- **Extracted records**
Content starts

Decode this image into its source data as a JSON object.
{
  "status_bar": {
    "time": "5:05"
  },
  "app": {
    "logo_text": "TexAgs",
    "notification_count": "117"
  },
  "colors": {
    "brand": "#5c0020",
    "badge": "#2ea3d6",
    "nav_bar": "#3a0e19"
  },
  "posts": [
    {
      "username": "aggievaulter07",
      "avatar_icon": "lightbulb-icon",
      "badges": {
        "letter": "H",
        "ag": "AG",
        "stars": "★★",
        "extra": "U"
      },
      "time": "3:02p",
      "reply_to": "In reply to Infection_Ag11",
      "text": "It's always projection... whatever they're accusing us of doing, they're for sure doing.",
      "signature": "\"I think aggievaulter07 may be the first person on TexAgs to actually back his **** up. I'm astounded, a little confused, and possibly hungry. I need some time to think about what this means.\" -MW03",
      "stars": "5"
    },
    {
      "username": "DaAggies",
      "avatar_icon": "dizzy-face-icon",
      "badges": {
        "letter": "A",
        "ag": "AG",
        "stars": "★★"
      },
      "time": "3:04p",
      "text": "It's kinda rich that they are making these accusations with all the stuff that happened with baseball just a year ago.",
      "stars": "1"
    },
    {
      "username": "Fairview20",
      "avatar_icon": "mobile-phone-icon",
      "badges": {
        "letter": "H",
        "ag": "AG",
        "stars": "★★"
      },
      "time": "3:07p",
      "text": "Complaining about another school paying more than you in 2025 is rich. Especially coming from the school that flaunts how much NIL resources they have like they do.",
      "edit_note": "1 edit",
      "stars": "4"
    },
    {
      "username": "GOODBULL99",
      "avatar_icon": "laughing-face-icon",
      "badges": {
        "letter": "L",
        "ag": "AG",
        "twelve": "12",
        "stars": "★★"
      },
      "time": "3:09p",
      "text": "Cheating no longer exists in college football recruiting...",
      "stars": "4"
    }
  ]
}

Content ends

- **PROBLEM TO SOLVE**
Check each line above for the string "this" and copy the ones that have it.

- **EXERCISE ANSWER**
Decode this image into its source data as a JSON object.
      "signature": "\"I think aggievaulter07 may be the first person on TexAgs to actually back his **** up. I'm astounded, a little confused, and possibly hungry. I need some time to think about what this means.\" -MW03",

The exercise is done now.